WHAT IS EXPECTED: Leave out the images and set down the records below exactly.

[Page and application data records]
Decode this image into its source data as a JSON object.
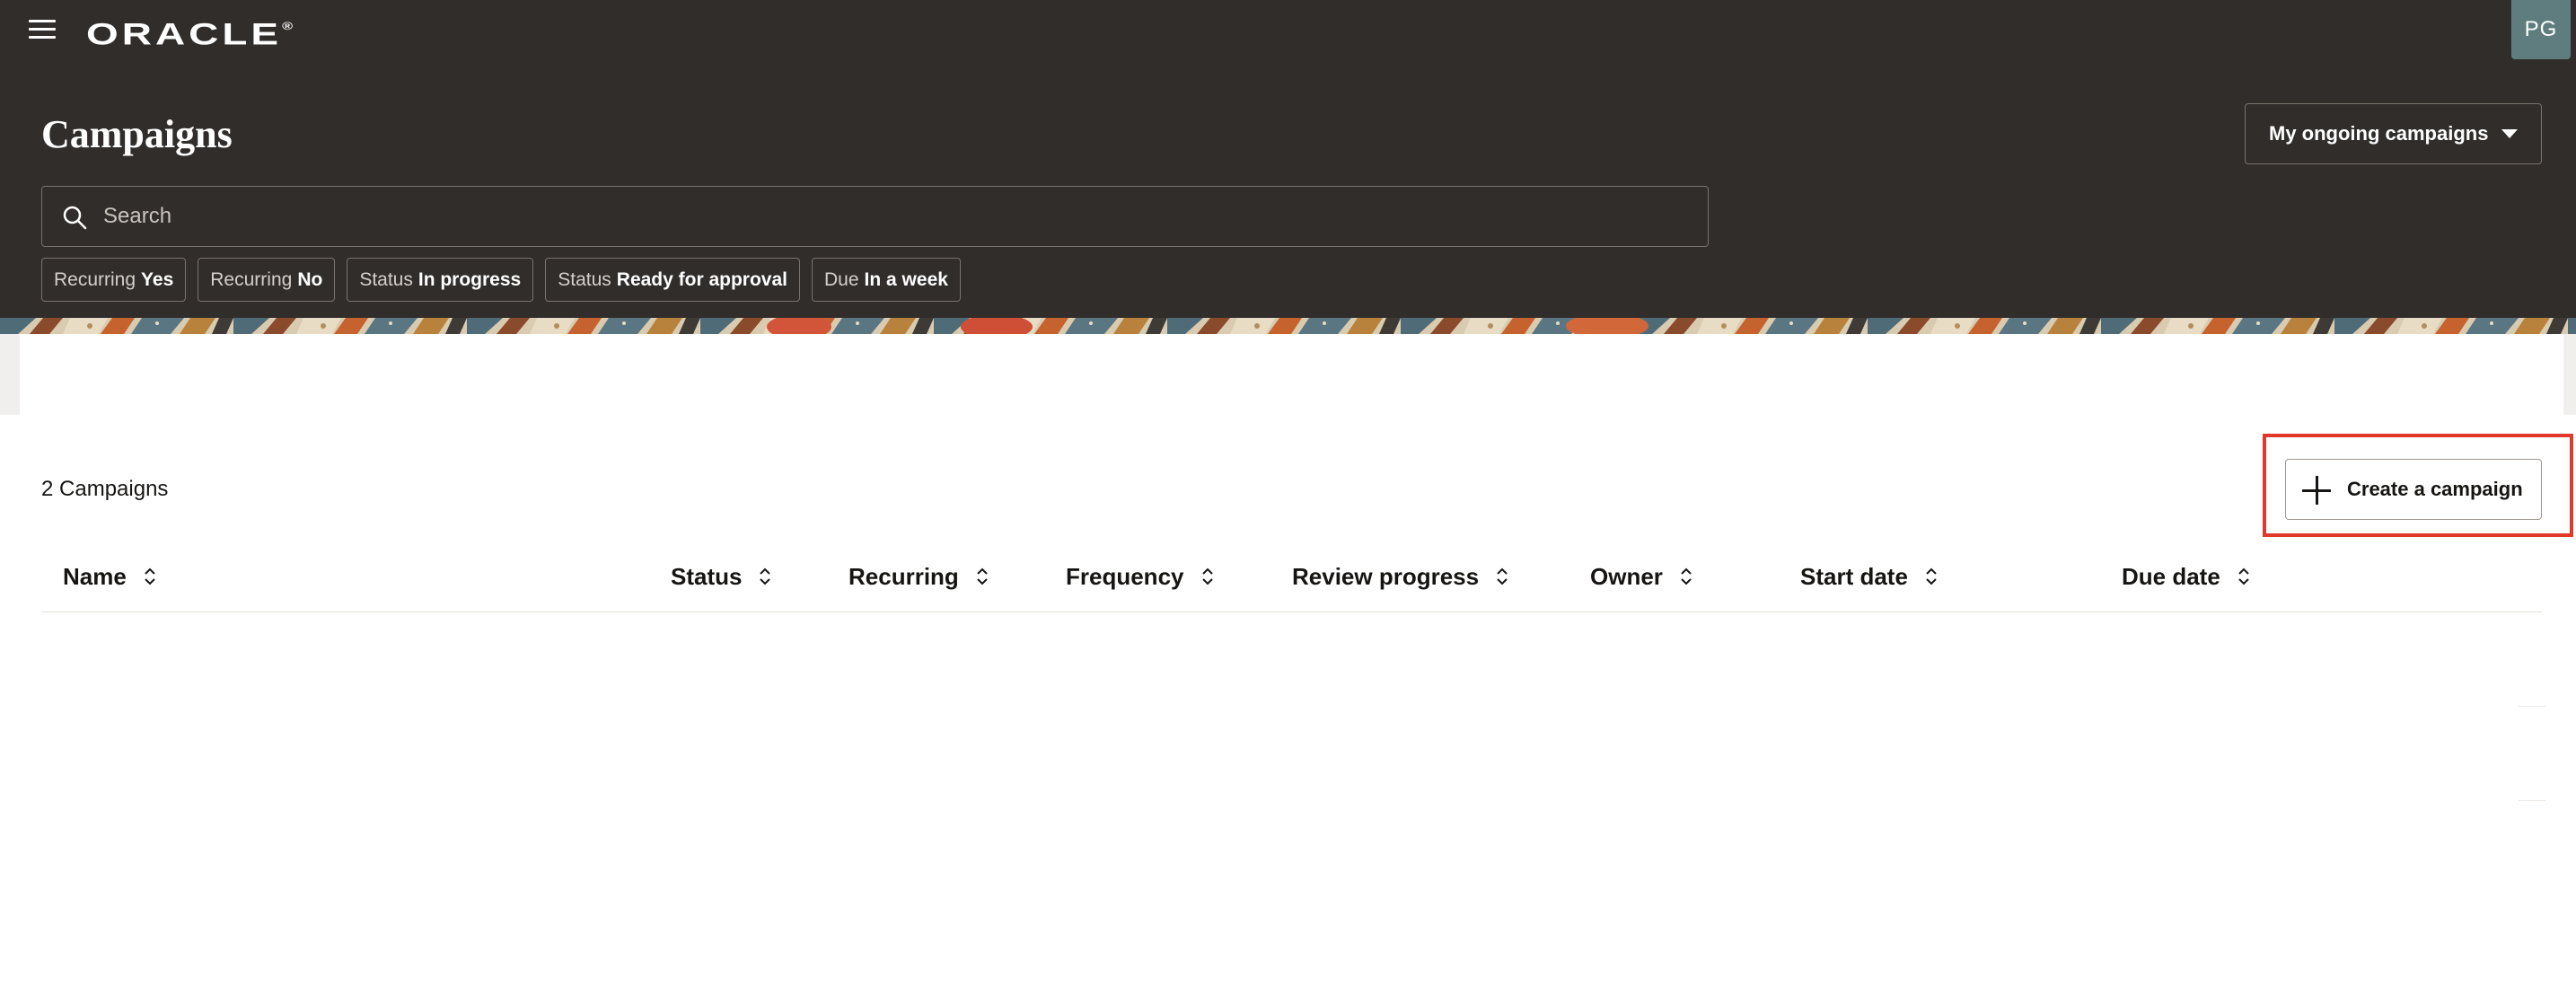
{
  "app": {
    "logo": "ORACLE",
    "logo_mark": "®",
    "avatar_initials": "PG"
  },
  "page": {
    "title": "Campaigns",
    "view_selector": "My ongoing campaigns"
  },
  "search": {
    "placeholder": "Search"
  },
  "filters": [
    {
      "key": "Recurring",
      "value": "Yes"
    },
    {
      "key": "Recurring",
      "value": "No"
    },
    {
      "key": "Status",
      "value": "In progress"
    },
    {
      "key": "Status",
      "value": "Ready for approval"
    },
    {
      "key": "Due",
      "value": "In a week"
    }
  ],
  "results": {
    "count_label": "2 Campaigns",
    "create_label": "Create a campaign"
  },
  "table": {
    "columns": [
      "Name",
      "Status",
      "Recurring",
      "Frequency",
      "Review progress",
      "Owner",
      "Start date",
      "Due date"
    ],
    "rows": []
  },
  "colors": {
    "header_bg": "#312d2a",
    "highlight": "#e0392b",
    "avatar_bg": "#5f7d7e"
  },
  "icons": {
    "menu": "hamburger-icon",
    "search": "search-icon",
    "dropdown": "caret-down-icon",
    "create": "plus-icon",
    "sort": "sort-icon"
  }
}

COMPLETED TASK:
Decode this image into its source data as a JSON object.
{
  "app": {
    "logo": "ORACLE",
    "logo_mark": "®",
    "avatar_initials": "PG"
  },
  "page": {
    "title": "Campaigns",
    "view_selector": "My ongoing campaigns"
  },
  "search": {
    "placeholder": "Search"
  },
  "filters": [
    {
      "key": "Recurring",
      "value": "Yes"
    },
    {
      "key": "Recurring",
      "value": "No"
    },
    {
      "key": "Status",
      "value": "In progress"
    },
    {
      "key": "Status",
      "value": "Ready for approval"
    },
    {
      "key": "Due",
      "value": "In a week"
    }
  ],
  "results": {
    "count_label": "2 Campaigns",
    "create_label": "Create a campaign"
  },
  "table": {
    "columns": [
      "Name",
      "Status",
      "Recurring",
      "Frequency",
      "Review progress",
      "Owner",
      "Start date",
      "Due date"
    ],
    "rows": []
  },
  "colors": {
    "header_bg": "#312d2a",
    "highlight": "#e0392b",
    "avatar_bg": "#5f7d7e"
  },
  "icons": {
    "menu": "hamburger-icon",
    "search": "search-icon",
    "dropdown": "caret-down-icon",
    "create": "plus-icon",
    "sort": "sort-icon"
  }
}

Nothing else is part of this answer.